Your instructions: Filter this material down to the lines that contain the string "data", and return those lines.

****

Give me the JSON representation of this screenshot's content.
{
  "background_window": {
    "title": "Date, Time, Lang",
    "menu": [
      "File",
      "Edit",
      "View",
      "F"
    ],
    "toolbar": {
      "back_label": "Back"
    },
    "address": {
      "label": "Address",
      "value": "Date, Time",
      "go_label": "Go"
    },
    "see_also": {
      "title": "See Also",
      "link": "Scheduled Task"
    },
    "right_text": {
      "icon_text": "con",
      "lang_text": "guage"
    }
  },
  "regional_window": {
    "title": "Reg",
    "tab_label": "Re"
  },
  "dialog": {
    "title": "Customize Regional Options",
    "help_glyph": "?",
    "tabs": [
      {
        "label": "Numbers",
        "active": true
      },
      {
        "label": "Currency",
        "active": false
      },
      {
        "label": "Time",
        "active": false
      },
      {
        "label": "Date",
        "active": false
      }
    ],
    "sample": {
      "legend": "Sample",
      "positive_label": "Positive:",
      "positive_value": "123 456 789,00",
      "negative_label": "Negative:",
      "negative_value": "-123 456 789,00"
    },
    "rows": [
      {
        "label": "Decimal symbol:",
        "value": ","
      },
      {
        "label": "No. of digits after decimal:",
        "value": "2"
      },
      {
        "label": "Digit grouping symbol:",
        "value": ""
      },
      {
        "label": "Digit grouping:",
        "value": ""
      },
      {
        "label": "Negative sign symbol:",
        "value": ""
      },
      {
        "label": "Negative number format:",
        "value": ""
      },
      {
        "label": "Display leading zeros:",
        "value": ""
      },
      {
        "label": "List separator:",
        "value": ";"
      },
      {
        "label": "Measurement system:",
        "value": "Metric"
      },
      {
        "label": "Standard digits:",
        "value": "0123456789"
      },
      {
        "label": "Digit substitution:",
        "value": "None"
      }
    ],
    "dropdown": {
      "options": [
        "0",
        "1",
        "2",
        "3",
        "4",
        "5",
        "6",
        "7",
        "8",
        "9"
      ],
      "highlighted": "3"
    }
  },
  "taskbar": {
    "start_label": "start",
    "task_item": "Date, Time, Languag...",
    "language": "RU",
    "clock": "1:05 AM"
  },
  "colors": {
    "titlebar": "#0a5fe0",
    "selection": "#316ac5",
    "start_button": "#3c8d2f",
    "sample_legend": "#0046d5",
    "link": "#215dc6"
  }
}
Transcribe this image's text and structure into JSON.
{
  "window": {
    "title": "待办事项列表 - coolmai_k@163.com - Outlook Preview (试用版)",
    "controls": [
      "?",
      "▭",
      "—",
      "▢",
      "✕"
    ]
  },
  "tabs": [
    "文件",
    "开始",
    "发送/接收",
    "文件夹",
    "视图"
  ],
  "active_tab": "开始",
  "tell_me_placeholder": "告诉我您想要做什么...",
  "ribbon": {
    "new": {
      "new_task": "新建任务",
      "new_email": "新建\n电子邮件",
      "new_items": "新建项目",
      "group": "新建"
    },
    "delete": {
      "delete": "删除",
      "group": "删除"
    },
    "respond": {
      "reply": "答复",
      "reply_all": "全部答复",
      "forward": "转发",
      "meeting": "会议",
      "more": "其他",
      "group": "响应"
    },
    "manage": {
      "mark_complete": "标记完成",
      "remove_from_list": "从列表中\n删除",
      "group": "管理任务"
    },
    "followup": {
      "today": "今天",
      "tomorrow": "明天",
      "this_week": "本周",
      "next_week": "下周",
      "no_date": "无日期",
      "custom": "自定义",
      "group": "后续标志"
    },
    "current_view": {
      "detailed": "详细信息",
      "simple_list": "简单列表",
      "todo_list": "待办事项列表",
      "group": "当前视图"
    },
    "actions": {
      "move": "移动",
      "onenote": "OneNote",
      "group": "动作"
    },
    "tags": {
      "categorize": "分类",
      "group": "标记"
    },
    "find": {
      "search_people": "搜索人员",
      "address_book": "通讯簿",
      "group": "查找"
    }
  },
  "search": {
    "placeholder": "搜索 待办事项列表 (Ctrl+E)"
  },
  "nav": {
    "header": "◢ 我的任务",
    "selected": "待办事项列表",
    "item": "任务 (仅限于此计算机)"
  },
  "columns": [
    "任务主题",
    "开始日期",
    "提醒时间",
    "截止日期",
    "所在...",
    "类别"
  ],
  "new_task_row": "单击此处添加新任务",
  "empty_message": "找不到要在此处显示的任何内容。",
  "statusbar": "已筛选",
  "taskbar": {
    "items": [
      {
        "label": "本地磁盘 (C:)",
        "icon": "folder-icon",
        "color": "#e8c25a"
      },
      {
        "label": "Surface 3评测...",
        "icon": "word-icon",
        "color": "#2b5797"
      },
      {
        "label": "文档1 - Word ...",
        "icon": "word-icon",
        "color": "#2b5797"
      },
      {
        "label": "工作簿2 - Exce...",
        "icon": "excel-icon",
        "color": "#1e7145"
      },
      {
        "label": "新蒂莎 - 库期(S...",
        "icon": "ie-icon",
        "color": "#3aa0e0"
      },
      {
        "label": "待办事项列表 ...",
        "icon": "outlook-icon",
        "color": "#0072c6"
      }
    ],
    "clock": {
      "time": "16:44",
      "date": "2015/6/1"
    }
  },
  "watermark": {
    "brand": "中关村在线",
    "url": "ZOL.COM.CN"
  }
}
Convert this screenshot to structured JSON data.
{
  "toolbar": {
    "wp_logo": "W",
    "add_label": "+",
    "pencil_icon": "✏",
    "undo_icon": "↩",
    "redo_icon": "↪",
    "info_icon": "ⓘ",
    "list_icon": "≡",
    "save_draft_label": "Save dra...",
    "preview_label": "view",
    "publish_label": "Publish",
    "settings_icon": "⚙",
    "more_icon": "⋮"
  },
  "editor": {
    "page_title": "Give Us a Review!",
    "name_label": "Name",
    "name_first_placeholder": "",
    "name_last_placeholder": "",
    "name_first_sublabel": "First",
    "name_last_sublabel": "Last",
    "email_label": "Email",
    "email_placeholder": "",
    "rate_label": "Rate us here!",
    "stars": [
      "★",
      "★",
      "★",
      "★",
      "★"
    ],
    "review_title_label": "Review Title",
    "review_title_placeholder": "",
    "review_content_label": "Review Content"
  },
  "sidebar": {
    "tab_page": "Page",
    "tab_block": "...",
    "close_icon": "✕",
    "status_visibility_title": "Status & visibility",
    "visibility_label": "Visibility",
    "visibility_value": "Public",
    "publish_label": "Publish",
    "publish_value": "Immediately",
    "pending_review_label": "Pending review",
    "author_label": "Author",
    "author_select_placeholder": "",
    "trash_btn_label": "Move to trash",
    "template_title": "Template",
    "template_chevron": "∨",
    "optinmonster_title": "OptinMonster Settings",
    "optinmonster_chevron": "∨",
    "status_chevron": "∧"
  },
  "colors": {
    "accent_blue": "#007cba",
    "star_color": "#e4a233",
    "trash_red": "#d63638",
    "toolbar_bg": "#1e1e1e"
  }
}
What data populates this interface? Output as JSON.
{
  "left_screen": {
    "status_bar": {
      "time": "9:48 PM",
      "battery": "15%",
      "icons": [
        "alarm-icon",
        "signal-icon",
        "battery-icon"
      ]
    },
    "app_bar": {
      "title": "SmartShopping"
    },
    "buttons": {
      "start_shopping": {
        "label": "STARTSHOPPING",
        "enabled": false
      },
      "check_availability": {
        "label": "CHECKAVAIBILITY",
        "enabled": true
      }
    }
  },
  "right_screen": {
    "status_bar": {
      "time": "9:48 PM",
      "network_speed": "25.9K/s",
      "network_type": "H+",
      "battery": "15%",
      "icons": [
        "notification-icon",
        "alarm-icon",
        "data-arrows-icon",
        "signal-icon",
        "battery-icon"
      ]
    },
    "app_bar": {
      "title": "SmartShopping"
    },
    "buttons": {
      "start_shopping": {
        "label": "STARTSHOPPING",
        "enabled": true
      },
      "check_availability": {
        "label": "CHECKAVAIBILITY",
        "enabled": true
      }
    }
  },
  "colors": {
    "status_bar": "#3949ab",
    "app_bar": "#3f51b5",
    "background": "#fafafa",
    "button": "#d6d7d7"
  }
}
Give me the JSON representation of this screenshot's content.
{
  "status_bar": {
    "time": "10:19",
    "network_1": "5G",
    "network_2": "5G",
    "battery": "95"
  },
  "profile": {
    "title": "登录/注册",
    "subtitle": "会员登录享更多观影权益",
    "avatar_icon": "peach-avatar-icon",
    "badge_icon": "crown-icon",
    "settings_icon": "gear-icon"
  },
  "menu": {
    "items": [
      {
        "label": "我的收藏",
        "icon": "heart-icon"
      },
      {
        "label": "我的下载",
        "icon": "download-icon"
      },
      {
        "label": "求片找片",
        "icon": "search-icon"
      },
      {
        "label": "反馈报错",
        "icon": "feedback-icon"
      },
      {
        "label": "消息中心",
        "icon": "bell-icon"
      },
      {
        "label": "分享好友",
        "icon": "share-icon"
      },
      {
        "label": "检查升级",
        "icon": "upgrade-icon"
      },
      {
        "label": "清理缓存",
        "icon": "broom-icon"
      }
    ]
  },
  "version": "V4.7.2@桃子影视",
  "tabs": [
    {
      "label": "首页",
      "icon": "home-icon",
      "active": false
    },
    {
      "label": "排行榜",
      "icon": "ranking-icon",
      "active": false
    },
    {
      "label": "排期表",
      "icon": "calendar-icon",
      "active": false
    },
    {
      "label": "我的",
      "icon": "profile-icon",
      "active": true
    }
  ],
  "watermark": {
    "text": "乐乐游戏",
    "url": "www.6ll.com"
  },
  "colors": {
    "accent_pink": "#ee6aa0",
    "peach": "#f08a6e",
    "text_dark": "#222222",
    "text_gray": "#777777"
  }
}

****

Task answer:
Convert this screenshot to structured JSON data.
What data populates this interface? Output as JSON.
        "data-arrows-icon",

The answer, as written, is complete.